OCEAN CITY – The owner of a commercial scallop boat that became grounded off the coast of the resort in September 2006 and eventually slammed into the Ocean City Fishing Pier, causing considerable damage to the historic structure, is suing the town of Ocean City and the United States Coast Guard for allegedly failing to assist in the salvage of the vessel before its ultimate demise.
In the early morning hours on Sept. 11, 2006, the fishing boat “Mighty Duck,” a 42-foot Novi scallop boat operating out of the commercial harbor in West Ocean City, ran aground in storm-tossed seas just off the coast of the resort. It was left at the mercy of the seas, which were churning with high winds and rough surf before it eventually slammed into the historic pier, causing pilings to fail and deck boards to buckle to the tune of about $25,000 in damages.
The “Mighty Duck” remained wedged under the pier for much of the day before town workers were able to secure it with lines from the beach and eventually pull it from the ocean using a complex block and tackle system and several vehicles. The “Mighty Duck,” ravaged by the stormy seas and the later effort to pull it from the water, was ultimately dismantled on the beach and removed by dump truck in several large pieces.
Exactly three years to the day of the incident, the boat owner, Douglas Kelly, of Ocean City, filed a civil suit in federal court alleging negligence on the part of the town of Ocean City and the Coast Guard for the ultimate demise of the “Mighty Duck.” The suit, filed on Sept. 11, 2009, is seeking $250,000 in damaged from each of the defendants in the case.
Most of the allegations in the 10-page complaint revolve around the actions of the defendants in the hours after the vessel first ran aground. According to the complaint, the Coast Guard responded to the grounded vessel around 2:40 a.m. and subjected the captain to a breathalyzer test, which yielded no presence of alcohol, according to the complaint. However, with the captain no longer aboard, the vessel continued to founder in the heavy surf and ultimately slammed into the pier.
“By compelling the captain to abandon the vessel, and making it impossible for him to further assist with the salvage of the vessel or to mitigate further harm to the vessel, the Coast Guard did not render aid in accordance with the standards of acceptable seamanship,” the complaint reads. “By waiting from 2:40 a.m. to approximately 10 a.m. to alert the state Department of Natural Resources Police of the grounding of the vessel, particularly where the defendant Coast Guard was not willing to offer additional salvage or simple towage during that period of time or thereafter, the Coast Guard breached the duty owed to the plaintiff.”
The Ocean City Police Department was notified and responded to the scene to work in conjunction with the Coast Guard from the land, according to the complaint, which is why the town of Ocean City is listed as a defendant. According to the complaint, OCPD officers assured Coast Guard officials they would “keep an eye on the vessel as they patrolled the Boardwalk in the early morning hours.” The Coast Guard left the area of the grounded vessel and did not return until roughly 10 a.m., by which time the “Mighty Duck” was being slammed into the pier by the surf.

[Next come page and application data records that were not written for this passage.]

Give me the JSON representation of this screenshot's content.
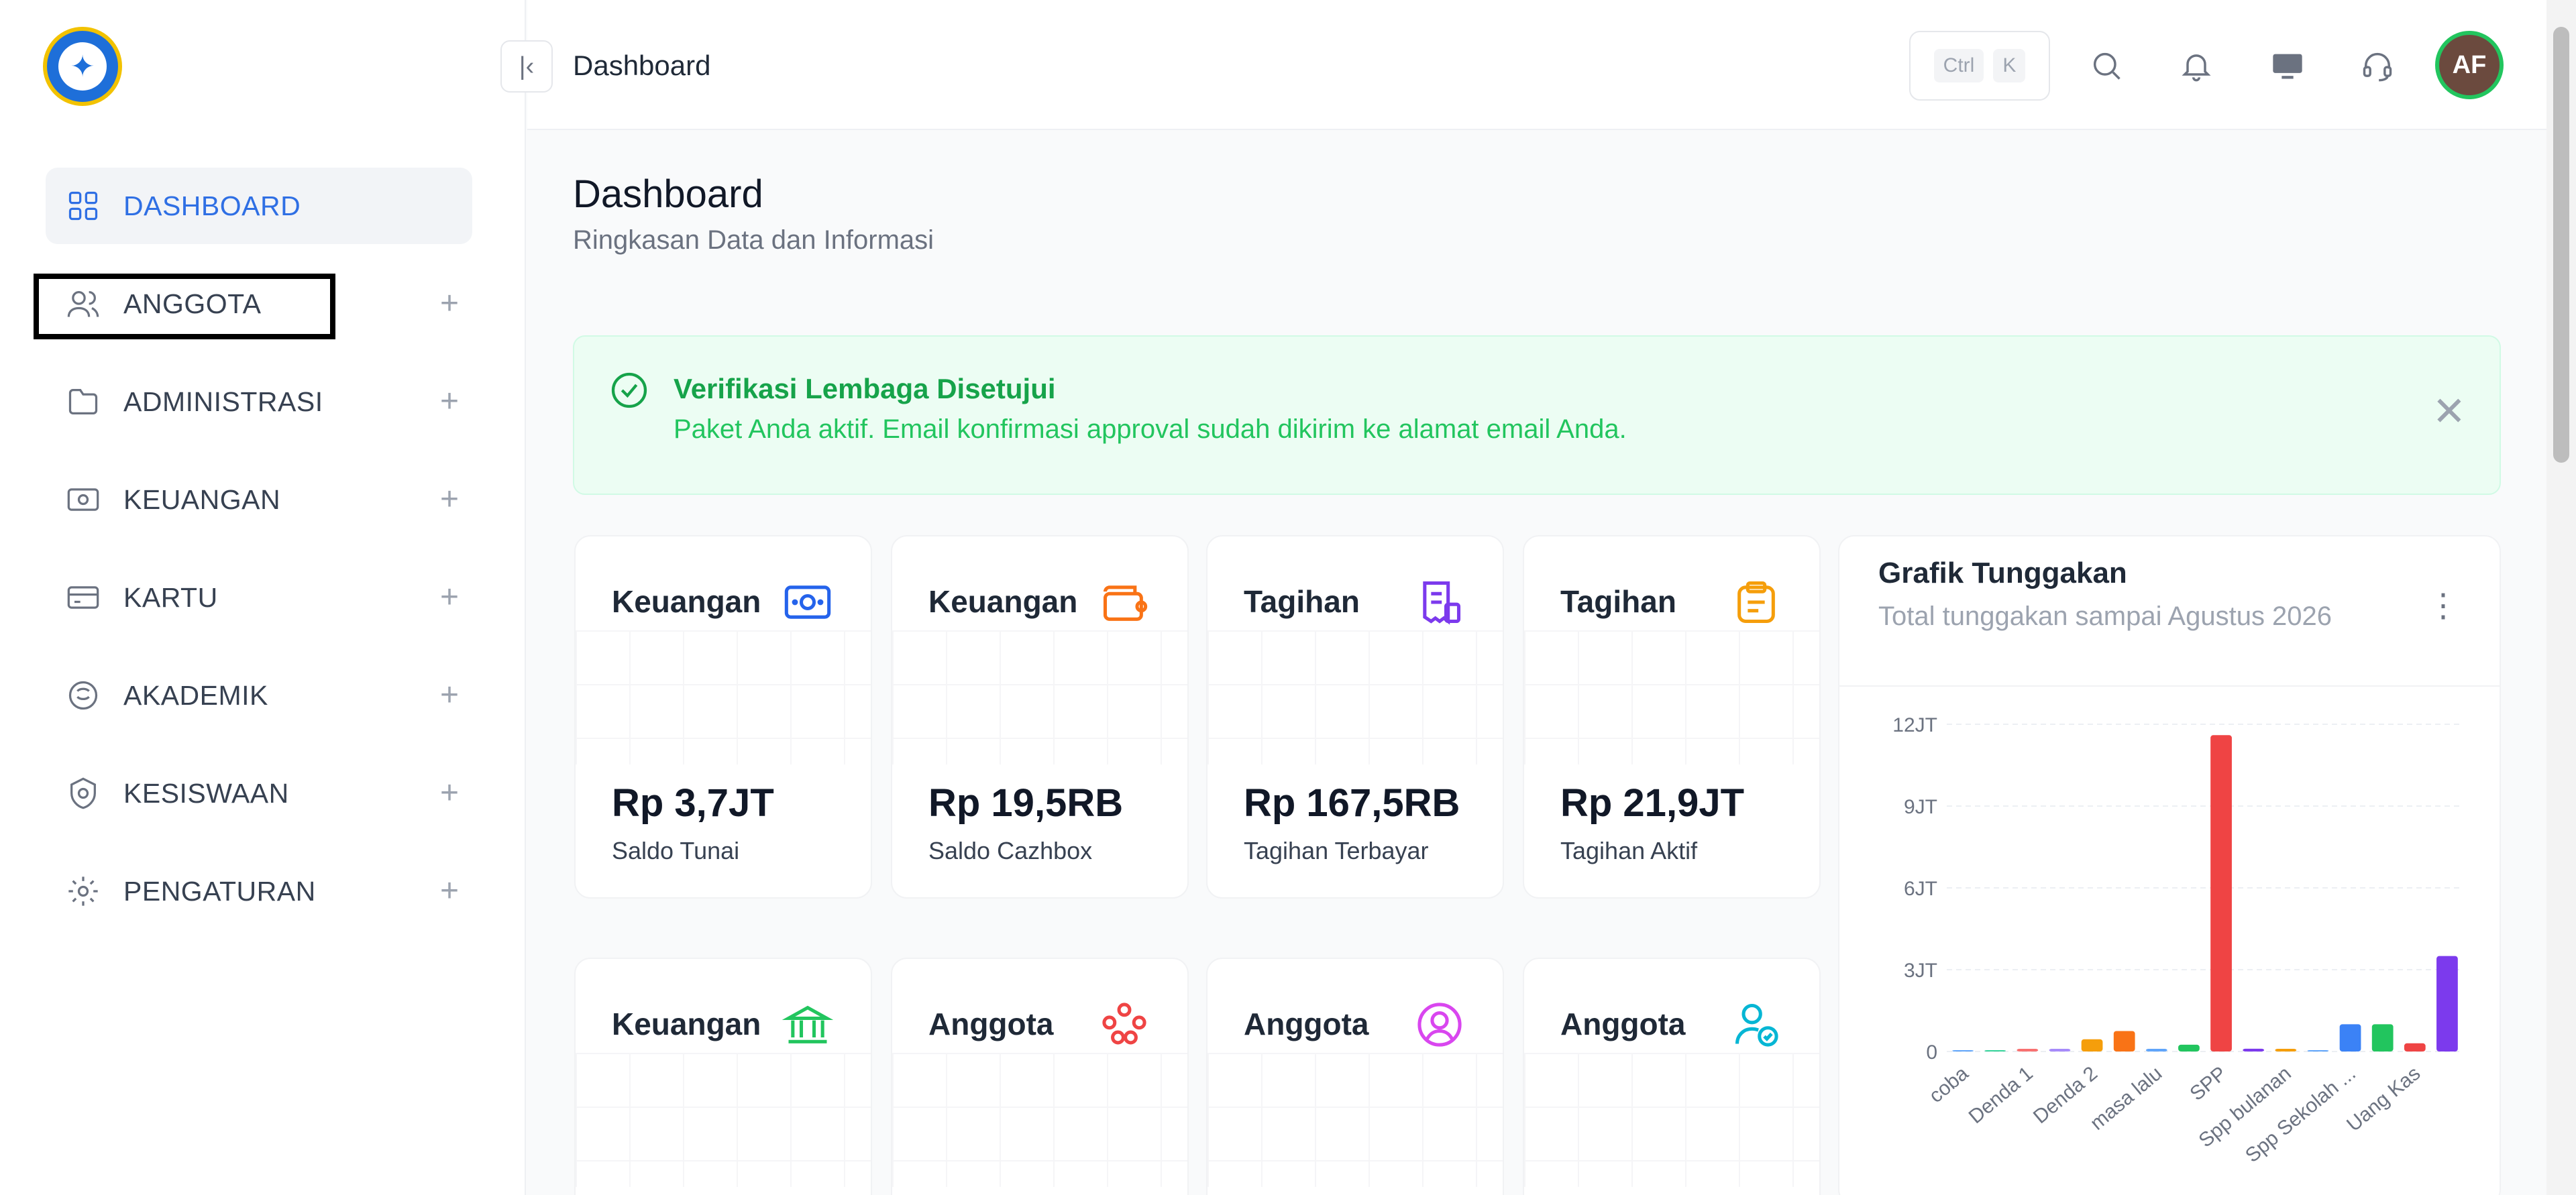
{
  "sidebar": {
    "items": [
      {
        "label": "DASHBOARD",
        "icon": "grid-icon",
        "active": true
      },
      {
        "label": "ANGGOTA",
        "icon": "users-icon"
      },
      {
        "label": "ADMINISTRASI",
        "icon": "folder-icon"
      },
      {
        "label": "KEUANGAN",
        "icon": "money-icon"
      },
      {
        "label": "KARTU",
        "icon": "card-icon"
      },
      {
        "label": "AKADEMIK",
        "icon": "academic-icon"
      },
      {
        "label": "KESISWAAN",
        "icon": "badge-icon"
      },
      {
        "label": "PENGATURAN",
        "icon": "gear-icon"
      }
    ]
  },
  "topbar": {
    "breadcrumb": "Dashboard",
    "kbd_ctrl": "Ctrl",
    "kbd_k": "K",
    "avatar": "AF"
  },
  "page": {
    "title": "Dashboard",
    "subtitle": "Ringkasan Data dan Informasi"
  },
  "alert": {
    "title": "Verifikasi Lembaga Disetujui",
    "text": "Paket Anda aktif. Email konfirmasi approval sudah dikirim ke alamat email Anda."
  },
  "cards": [
    {
      "title": "Keuangan",
      "value": "Rp 3,7JT",
      "label": "Saldo Tunai",
      "color": "#2563eb"
    },
    {
      "title": "Keuangan",
      "value": "Rp 19,5RB",
      "label": "Saldo Cazhbox",
      "color": "#f97316"
    },
    {
      "title": "Tagihan",
      "value": "Rp 167,5RB",
      "label": "Tagihan Terbayar",
      "color": "#7c3aed"
    },
    {
      "title": "Tagihan",
      "value": "Rp 21,9JT",
      "label": "Tagihan Aktif",
      "color": "#f59e0b"
    },
    {
      "title": "Keuangan",
      "color": "#22c55e"
    },
    {
      "title": "Anggota",
      "color": "#ef4444"
    },
    {
      "title": "Anggota",
      "color": "#d946ef"
    },
    {
      "title": "Anggota",
      "color": "#06b6d4"
    }
  ],
  "chart": {
    "title": "Grafik Tunggakan",
    "subtitle": "Total tunggakan sampai Agustus 2026"
  },
  "chart_data": {
    "type": "bar",
    "title": "Grafik Tunggakan",
    "subtitle": "Total tunggakan sampai Agustus 2026",
    "categories": [
      "coba",
      "",
      "Denda 1",
      "",
      "Denda 2",
      "",
      "masa lalu",
      "",
      "SPP",
      "",
      "Spp bulanan",
      "",
      "Spp Sekolah ...",
      "",
      "Uang Kas",
      ""
    ],
    "values": [
      0,
      0,
      0.05,
      0.05,
      0.45,
      0.75,
      0.05,
      0.25,
      11.6,
      0.1,
      0.05,
      0,
      1.0,
      1.0,
      0.3,
      3.5
    ],
    "colors": [
      "#60a5fa",
      "#34d399",
      "#f87171",
      "#a78bfa",
      "#f59e0b",
      "#f97316",
      "#60a5fa",
      "#22c55e",
      "#ef4444",
      "#7c3aed",
      "#f59e0b",
      "#60a5fa",
      "#3b82f6",
      "#22c55e",
      "#ef4444",
      "#7c3aed"
    ],
    "yticks": [
      "0",
      "3JT",
      "6JT",
      "9JT",
      "12JT"
    ],
    "ylim": [
      0,
      12
    ],
    "grid": true
  }
}
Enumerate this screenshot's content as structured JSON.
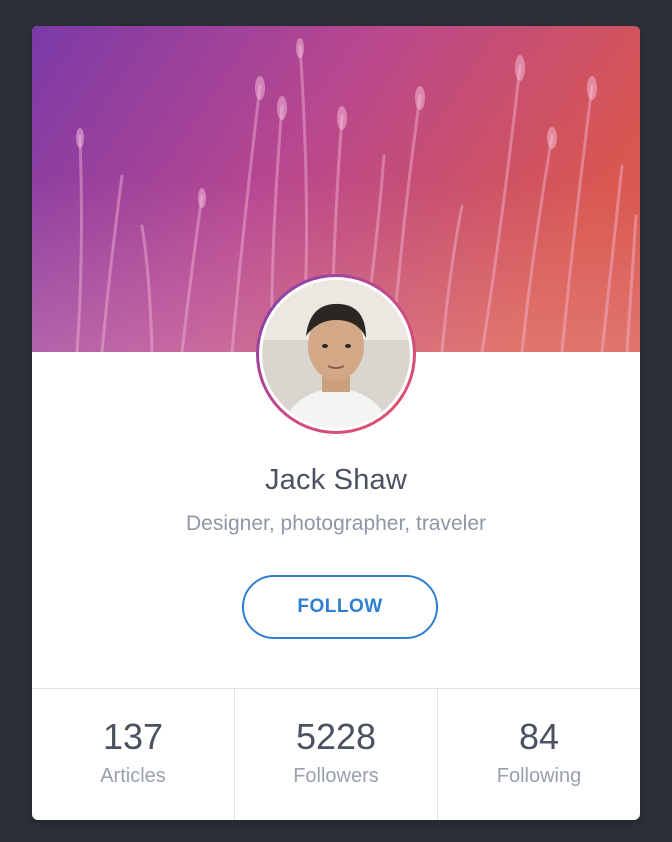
{
  "profile": {
    "name": "Jack Shaw",
    "bio": "Designer, photographer, traveler",
    "follow_label": "FOLLOW"
  },
  "stats": [
    {
      "value": "137",
      "label": "Articles"
    },
    {
      "value": "5228",
      "label": "Followers"
    },
    {
      "value": "84",
      "label": "Following"
    }
  ],
  "colors": {
    "background": "#2b2f38",
    "card": "#ffffff",
    "accent_blue": "#2f7fd1",
    "cover_gradient_start": "#7b3aa8",
    "cover_gradient_mid": "#c0478f",
    "cover_gradient_end": "#d9574f",
    "text_primary": "#4a5262",
    "text_secondary": "#8f97a6"
  }
}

“Ocean City’s statements, made to the captain and Kelly that it would ‘keep an eye’ on the vessel induced reliance that Ocean City was in control of the salvage operation,” the complaint reads. “Ocean City, by failing to secure the vessel before it caused damage to the Ocean City Fishing Pier, breached the duty it owed the plaintiff.”
A similar charge of negligence by the Coast Guard is included in the lawsuit, which suggests the federal agency responded in a timely manner to the grounded vessel, but did not take any action to render assistance to the vessel, instead relying on the town of Ocean City and its police and public works departments to deal with the salvage operation.
“Despite being the first agency to respond to the scene of the grounding, the Coast Guard did not otherwise render salvage or simple towage assistance even though it was clear that there was a very strong possibility that the vessel would impact the Ocean City Fishing Pier, further endangering lives and property,” the complaint reads. “By failing to further assist with the salvage or simple towage of the vessel and mitigate any additional harm to persons or property, the Coast Guard did not render aid in accordance with the standards of acceptable seamanship, thus breaching the duty owed to the plaintiff.”
Eventually, the public works department and the fire department used bulldozers and tow lines to pull the vessel from underneath the pier so it no longer impacted the pilings. By the time the vessel had been pulled from under the pier, all of the hatches had been washed away and the “Mighty Duck” had become full of water and sand.
According to the suit, the value of the vessel and the gear lost as a result of the incident was $161,000. The estimated cost of repairing the pier came in at $25,000, while the cost of rendering aid by the Ocean City Public Works and Fire Departments cost about $13,000. The suit is seeking a combined $250,000 from the defendants in the case.